Back in Dragonstone, Melisandre returns to Stannis with Gendry, and informs her king that the “lamb” has power in his blood. In an interesting conversation, Stannis seeks out Davos, meaning to free his most devoted subject when the Onion Knight knew fully well that Stannis wanted to use Davos as a voice of reason against sacrificing Gendry. However, Stannis is wrapped around Melisandre’s finger, and he takes Davos to witness as Melisandre uses Gendry’s blood to symbolically rid him of the three usurpers: Robb Stark, Balon Grejoy and Joffrey Baratheon. With the different route that the writers have taken with Melisandre, it seems as though Gendry won’t be meeting a grisly end. As a matter of fact, the Red Woman appears to be using the blacksmith to father more of her creepy shadow babies.

 All the way outside of Yunkai, Daenerys is introduced to the Second Sons, a company of mercenaries hired by the Yunkish to go against her Unsullied. She meets with the three leaders in order to buy them over with promises of riches and titles, but Mero, the Titan’s Bastard, merely insults Dany. He calls her a whore and lists the debaucheries he plans to commit on her body when she is defeated. It is a testament to how far the Mother of Dragons has come as a ruler that she doesn’t flinch at the insults, but takes them in stride, offering respect and veiled threats to her guests. She has become thick-skinned and calculating––attributes that add to her armor.
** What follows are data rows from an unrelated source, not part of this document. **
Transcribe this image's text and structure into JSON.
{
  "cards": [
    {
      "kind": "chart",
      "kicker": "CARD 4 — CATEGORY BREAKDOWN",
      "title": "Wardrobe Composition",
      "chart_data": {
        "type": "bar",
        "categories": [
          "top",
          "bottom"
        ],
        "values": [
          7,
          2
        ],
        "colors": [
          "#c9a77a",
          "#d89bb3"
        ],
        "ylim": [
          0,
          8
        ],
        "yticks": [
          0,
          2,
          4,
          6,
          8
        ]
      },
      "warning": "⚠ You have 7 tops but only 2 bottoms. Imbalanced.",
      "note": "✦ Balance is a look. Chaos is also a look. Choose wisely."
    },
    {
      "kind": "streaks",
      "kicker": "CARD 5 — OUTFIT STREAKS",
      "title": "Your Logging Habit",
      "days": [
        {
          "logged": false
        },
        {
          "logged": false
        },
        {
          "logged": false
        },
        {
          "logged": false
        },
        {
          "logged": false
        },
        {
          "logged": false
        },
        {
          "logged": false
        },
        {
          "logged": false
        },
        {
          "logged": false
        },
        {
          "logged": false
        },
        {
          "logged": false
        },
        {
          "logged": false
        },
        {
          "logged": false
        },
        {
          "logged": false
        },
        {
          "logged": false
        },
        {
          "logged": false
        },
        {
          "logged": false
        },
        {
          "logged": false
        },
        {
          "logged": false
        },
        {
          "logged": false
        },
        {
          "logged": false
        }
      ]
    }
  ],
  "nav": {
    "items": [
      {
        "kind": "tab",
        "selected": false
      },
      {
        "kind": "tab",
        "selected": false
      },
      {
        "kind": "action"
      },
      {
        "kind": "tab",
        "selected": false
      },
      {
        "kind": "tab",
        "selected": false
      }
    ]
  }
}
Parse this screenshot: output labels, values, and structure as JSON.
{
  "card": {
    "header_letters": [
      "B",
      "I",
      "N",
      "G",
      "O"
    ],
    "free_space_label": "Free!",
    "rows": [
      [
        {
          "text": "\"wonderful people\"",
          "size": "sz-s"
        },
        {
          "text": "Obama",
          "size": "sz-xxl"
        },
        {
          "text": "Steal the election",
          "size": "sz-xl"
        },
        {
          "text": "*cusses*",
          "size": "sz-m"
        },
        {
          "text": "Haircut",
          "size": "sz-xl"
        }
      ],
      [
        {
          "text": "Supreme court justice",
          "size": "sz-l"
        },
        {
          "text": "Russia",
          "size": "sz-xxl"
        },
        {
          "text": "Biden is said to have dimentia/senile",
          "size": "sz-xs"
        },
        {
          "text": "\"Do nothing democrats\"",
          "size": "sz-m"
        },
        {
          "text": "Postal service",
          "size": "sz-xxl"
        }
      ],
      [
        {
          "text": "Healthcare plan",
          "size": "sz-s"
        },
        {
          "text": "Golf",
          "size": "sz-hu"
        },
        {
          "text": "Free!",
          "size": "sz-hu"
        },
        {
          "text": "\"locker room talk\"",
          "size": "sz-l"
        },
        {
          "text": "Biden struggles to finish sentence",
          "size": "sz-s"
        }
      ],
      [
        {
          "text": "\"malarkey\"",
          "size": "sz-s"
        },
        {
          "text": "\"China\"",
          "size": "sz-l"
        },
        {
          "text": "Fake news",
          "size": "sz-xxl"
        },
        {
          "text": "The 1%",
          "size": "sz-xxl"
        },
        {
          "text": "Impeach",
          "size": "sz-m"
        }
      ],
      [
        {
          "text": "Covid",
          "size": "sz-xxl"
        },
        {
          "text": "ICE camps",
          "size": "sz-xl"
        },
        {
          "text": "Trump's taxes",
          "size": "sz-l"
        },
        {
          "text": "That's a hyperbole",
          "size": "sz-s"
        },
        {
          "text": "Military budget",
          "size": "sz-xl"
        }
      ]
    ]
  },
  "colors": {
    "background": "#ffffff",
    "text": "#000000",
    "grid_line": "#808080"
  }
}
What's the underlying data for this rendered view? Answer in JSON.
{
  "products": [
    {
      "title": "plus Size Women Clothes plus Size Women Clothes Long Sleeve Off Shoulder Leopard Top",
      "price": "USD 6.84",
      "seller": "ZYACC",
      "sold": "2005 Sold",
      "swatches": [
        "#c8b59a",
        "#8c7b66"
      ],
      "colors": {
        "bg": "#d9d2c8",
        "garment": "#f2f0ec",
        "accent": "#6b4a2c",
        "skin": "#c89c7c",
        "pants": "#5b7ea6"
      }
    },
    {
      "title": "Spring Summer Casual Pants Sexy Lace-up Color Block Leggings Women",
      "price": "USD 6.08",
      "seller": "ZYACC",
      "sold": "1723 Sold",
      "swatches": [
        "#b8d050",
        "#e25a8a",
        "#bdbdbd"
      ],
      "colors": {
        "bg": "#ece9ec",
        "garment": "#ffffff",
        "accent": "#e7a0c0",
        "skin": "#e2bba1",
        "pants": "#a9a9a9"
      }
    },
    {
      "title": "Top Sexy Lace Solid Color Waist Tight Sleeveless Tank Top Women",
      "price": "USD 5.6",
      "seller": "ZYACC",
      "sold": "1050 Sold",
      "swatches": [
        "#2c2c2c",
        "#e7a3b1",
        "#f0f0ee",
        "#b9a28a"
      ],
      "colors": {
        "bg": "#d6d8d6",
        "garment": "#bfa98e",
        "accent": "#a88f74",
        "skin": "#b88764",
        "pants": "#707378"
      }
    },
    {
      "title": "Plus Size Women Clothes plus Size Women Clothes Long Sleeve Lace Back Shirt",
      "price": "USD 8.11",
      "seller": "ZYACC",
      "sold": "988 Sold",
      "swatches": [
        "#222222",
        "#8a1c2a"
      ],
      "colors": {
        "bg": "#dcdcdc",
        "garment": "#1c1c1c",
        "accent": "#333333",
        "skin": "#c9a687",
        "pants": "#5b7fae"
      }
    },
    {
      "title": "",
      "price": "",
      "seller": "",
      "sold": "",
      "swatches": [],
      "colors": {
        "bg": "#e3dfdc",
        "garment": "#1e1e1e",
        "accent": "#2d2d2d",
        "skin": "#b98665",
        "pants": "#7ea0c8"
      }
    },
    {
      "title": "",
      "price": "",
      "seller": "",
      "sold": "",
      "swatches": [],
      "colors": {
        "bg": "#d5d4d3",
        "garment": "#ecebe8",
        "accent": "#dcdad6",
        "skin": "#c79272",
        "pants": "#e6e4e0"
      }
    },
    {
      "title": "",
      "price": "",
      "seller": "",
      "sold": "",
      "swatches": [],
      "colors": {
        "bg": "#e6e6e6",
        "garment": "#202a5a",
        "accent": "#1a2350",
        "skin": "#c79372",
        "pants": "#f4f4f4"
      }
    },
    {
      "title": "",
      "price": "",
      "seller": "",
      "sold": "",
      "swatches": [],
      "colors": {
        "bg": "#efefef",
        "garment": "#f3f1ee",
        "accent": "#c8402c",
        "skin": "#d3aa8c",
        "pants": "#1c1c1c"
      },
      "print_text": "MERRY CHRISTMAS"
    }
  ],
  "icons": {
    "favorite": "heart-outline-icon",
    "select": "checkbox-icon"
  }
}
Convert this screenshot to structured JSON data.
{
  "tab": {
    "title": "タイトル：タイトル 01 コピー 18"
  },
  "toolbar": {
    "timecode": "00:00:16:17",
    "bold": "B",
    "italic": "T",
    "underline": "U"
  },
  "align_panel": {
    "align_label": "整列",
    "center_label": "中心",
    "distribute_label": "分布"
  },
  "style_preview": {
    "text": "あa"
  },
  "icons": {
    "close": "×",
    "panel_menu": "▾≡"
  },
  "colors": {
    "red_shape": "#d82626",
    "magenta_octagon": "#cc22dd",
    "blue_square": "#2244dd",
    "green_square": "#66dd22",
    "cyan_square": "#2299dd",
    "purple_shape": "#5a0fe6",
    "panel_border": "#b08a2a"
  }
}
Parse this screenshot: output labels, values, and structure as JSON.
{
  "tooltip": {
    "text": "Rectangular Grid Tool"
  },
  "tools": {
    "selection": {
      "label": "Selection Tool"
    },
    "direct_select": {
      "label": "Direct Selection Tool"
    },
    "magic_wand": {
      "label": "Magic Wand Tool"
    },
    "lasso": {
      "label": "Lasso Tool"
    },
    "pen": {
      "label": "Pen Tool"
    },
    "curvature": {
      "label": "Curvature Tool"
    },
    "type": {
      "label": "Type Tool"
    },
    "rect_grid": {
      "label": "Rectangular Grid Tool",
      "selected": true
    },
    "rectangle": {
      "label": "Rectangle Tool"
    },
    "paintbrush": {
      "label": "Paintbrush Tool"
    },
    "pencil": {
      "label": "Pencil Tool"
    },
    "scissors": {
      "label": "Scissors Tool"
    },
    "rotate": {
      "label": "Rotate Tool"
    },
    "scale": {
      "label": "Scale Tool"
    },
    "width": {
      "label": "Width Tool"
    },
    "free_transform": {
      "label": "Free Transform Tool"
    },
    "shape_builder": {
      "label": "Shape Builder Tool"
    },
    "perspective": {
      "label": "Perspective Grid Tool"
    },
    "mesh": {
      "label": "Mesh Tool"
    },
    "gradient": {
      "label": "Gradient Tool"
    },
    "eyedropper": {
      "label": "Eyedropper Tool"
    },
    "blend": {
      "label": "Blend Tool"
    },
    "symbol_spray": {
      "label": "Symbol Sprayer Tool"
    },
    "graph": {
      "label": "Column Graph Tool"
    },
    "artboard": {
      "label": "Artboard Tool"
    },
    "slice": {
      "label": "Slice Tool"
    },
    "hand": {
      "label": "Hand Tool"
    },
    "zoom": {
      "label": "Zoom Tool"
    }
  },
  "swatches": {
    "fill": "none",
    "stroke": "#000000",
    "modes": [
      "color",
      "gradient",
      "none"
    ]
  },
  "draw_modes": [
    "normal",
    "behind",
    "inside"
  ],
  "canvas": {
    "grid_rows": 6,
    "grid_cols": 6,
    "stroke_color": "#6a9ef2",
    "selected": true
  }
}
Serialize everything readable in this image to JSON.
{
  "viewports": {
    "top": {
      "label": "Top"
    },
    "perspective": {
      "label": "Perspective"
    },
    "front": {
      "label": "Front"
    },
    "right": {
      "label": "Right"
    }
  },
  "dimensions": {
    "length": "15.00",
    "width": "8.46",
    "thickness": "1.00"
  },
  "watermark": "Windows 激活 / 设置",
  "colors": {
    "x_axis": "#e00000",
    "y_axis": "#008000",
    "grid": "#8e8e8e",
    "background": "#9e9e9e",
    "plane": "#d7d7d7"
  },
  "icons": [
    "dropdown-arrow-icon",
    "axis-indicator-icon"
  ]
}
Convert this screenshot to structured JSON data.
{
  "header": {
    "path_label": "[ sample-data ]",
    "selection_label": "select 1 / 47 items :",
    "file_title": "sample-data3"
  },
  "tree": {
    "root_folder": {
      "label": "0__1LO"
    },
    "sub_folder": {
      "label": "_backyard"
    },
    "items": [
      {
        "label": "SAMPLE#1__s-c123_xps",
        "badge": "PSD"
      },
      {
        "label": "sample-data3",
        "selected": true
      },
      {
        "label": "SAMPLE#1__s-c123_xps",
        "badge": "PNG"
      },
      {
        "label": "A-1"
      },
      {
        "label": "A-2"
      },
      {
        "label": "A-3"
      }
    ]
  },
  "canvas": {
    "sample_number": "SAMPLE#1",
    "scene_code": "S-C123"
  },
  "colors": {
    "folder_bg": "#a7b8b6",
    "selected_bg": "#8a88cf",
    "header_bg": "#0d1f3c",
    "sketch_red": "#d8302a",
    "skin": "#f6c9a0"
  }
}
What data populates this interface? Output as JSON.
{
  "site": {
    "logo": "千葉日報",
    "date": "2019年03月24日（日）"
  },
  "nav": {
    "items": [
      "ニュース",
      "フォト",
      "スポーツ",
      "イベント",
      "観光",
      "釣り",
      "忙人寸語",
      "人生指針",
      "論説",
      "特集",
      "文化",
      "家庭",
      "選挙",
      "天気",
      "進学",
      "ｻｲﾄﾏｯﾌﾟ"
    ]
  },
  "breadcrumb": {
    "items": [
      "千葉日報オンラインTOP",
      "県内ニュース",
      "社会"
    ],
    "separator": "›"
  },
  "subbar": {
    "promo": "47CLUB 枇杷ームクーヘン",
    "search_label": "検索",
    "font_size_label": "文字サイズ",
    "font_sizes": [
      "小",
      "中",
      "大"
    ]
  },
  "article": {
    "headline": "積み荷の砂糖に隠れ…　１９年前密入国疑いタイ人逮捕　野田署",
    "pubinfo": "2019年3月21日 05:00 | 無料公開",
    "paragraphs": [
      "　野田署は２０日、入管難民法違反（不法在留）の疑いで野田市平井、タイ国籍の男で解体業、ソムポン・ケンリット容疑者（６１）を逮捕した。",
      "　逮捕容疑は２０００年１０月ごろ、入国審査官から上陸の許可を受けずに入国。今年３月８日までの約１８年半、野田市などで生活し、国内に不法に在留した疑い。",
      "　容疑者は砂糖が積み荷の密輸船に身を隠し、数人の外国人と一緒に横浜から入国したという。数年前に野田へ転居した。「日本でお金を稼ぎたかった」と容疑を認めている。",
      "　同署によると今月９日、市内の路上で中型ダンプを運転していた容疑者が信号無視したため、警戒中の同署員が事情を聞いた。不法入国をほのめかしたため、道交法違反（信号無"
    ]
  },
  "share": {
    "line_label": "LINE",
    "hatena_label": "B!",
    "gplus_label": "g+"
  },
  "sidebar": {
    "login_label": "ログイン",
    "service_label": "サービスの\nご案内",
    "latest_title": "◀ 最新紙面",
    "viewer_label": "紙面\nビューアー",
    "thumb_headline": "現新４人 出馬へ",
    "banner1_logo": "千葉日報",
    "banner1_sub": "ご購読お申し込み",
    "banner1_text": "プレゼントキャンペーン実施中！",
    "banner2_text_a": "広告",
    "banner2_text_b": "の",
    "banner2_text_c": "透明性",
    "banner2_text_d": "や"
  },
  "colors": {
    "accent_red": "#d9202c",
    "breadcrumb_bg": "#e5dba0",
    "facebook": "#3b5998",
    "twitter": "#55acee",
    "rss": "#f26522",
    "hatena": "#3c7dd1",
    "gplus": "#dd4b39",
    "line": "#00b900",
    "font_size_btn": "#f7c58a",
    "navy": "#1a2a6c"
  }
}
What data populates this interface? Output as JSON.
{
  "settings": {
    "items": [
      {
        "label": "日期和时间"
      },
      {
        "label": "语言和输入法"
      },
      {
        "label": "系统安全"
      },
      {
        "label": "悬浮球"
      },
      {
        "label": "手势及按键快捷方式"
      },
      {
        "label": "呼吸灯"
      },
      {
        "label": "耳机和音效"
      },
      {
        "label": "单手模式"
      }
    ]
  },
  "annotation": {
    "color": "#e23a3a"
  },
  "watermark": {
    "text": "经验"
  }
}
The youngest of the three leaders, Daario Naharis (English actor/rapper Ed Skrein), a rather poetic warrior who fights for beauty and pleasure, takes an immediate interest in the khaleesi. This leads him to killing his other two comrades and swearing the Second Sons to her service. Luck is heavy in Dany’s favor, first scoring the Unsullied and then two thousand more Sons to her army in a matter of days while escaping an assassination attempt, simply because her would-be killer is enamored with her beauty. It all seems too easy, honestly, and I hope some challenge presents itself soon as Daenerys evidently learns well from hardships and struggle. It is dangerous if she thinks her path will be smooth sailing from here. She has amassed an army, but has not won any battles, and her true skills will be put to the test when the time comes for her to take Yunkai.

 What makes “Second Sons” a standout episode is that it chose to focus on three main arcs: the wedding in King’s Landing, Dany near Yunkai and Stannis at Dragonstone. There was much focus and plot development in all three scenarios, and the rest of the hour is peppered with short but meaningful scenes of Arya and the Hound, as well as using Sam as a medium to reveal the only weapon that can kill the Others. With only two more episodes left, “Second Sons” was the perfect way to build up the climax of a very eventful third season.

Rating: 4 stars